W. Jay Hunston, Jr., P.A.
Practice Areas: Mediation & Arbitration
Address: P.O. Box 508, Stuart, FL 34995
Phone: (800) 771-7780
Phone: (772) 223-5503
Cell: (561) 628-6270
Summary of Dispute Resolution Experience
My early dispute resolution experience evolved as a commercial and civil trial attorney, including certification as a Civil Trial Lawyer from 1983 to 2003 and as a Business Litigation Attorney from 1996 to 2001. After earning certification as a Florida Circuit Civil Mediator in 1991 and as a Florida Family Mediator in 1998, my interest and emphasis shifted to the role of mediation, arbitration, and other third party neutral services, rather than advocacy. After becoming qualified as a Florida Arbitrator in 2000, I became a full-time dispute resolution professional in 2001, working in the areas of mediation, arbitration and special master services. Subsequently, I earned certification as a Florida Appellate Mediator in 2012 and was accepted as a Member of the AAA Roster of Neutrals, Commercial & Construction Panels of Mediators and Arbitrators in 2013. As has been the case throughout my civil trial practice, my mediation, arbitration and neutral work usually involves complex, multi-party disputes encompassing a wide and diverse range of legal issues and subject areas.
Positive, creative results. When the mediator or facilitator truly believes in the process and the results that can be achieved through proper utilization of the process, there is no limit to the creative solutions which can be designed by parties to a dispute. The imposition of an outcome by a third party, be it judge or jury, oftentimes produces a result from which disputing parties cannot move forward and beyond their differences. In many instances the decision actually further divides the parties and results in further litigation or appeals.

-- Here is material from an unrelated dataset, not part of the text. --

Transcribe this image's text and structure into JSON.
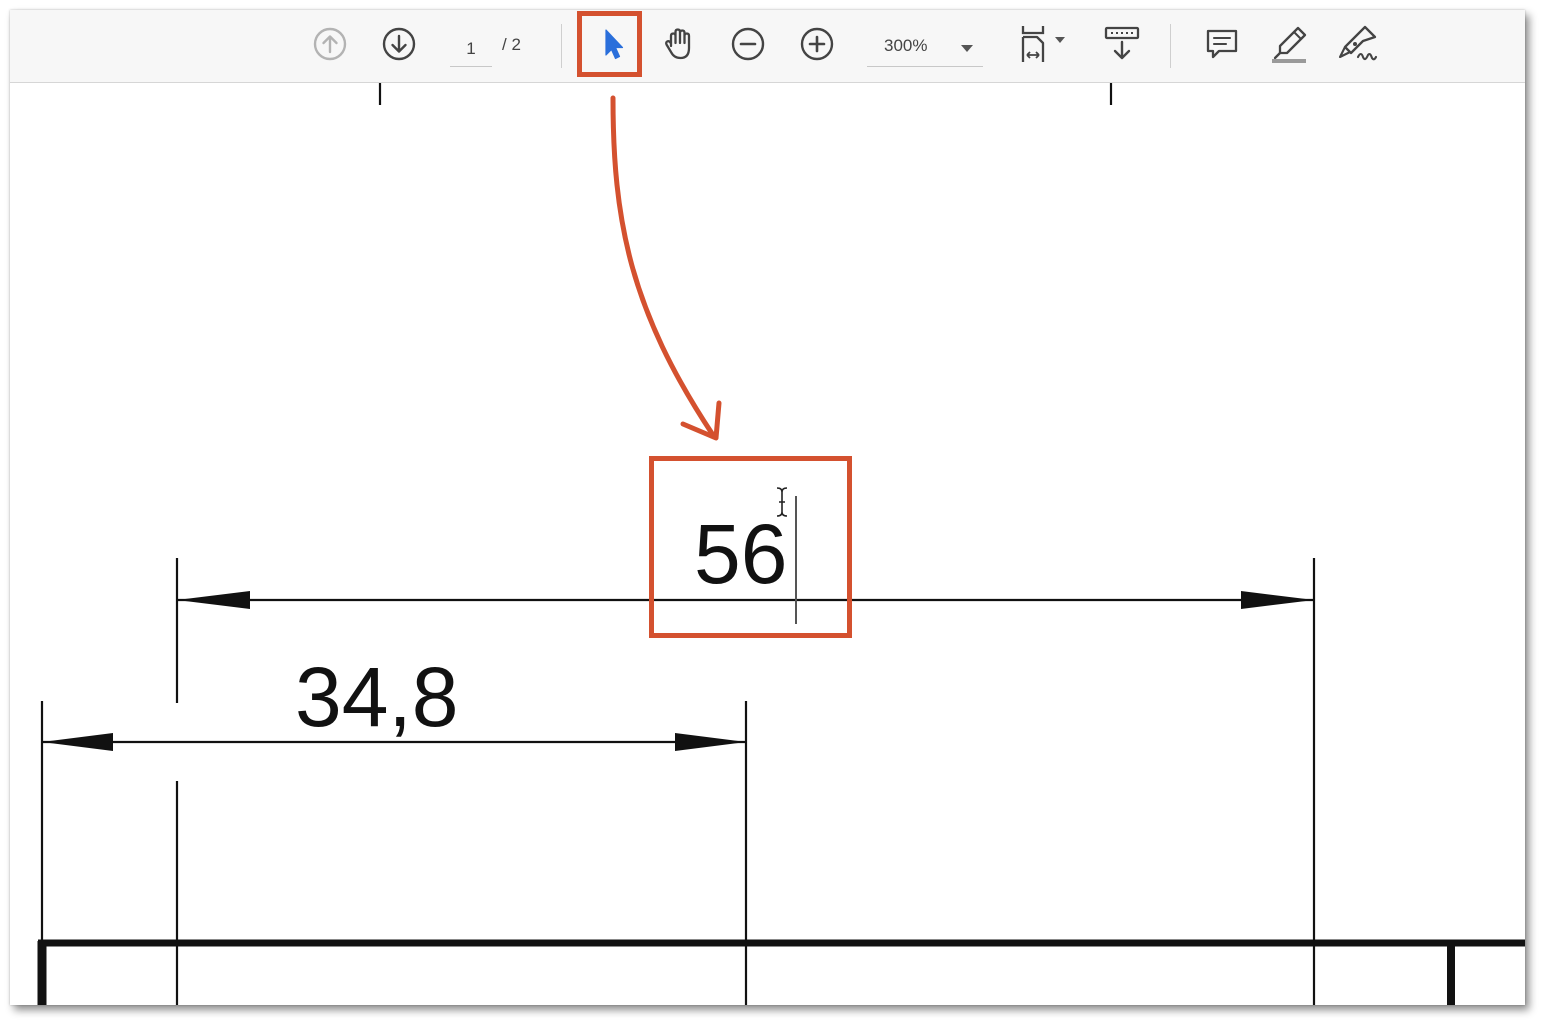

As a trial attorney I was always frustrated when in complex arbitrations an arbitrator or arbitration panel would listen to days of testimony, review mounds of documentary evidence, receive expert reports on all facets of the case, request detailed summaries and proposed language for awards from the attorneys, and then enter a “split the baby” type award. As an arbitrator I am not afraid to follow the evidence and law to whatever result is just and fair under all of the circumstances and authorities. Compromise awards, although intended to placate the parties to the proceeding, are rarely, in my experience, justified by the facts and law. An arbitrator owes it to the parties and their attorneys to enter a reasoned award that concisely decides all contested issues, without favoritism to any party or desire to please everyone in hopes of obtaining future arbitration business.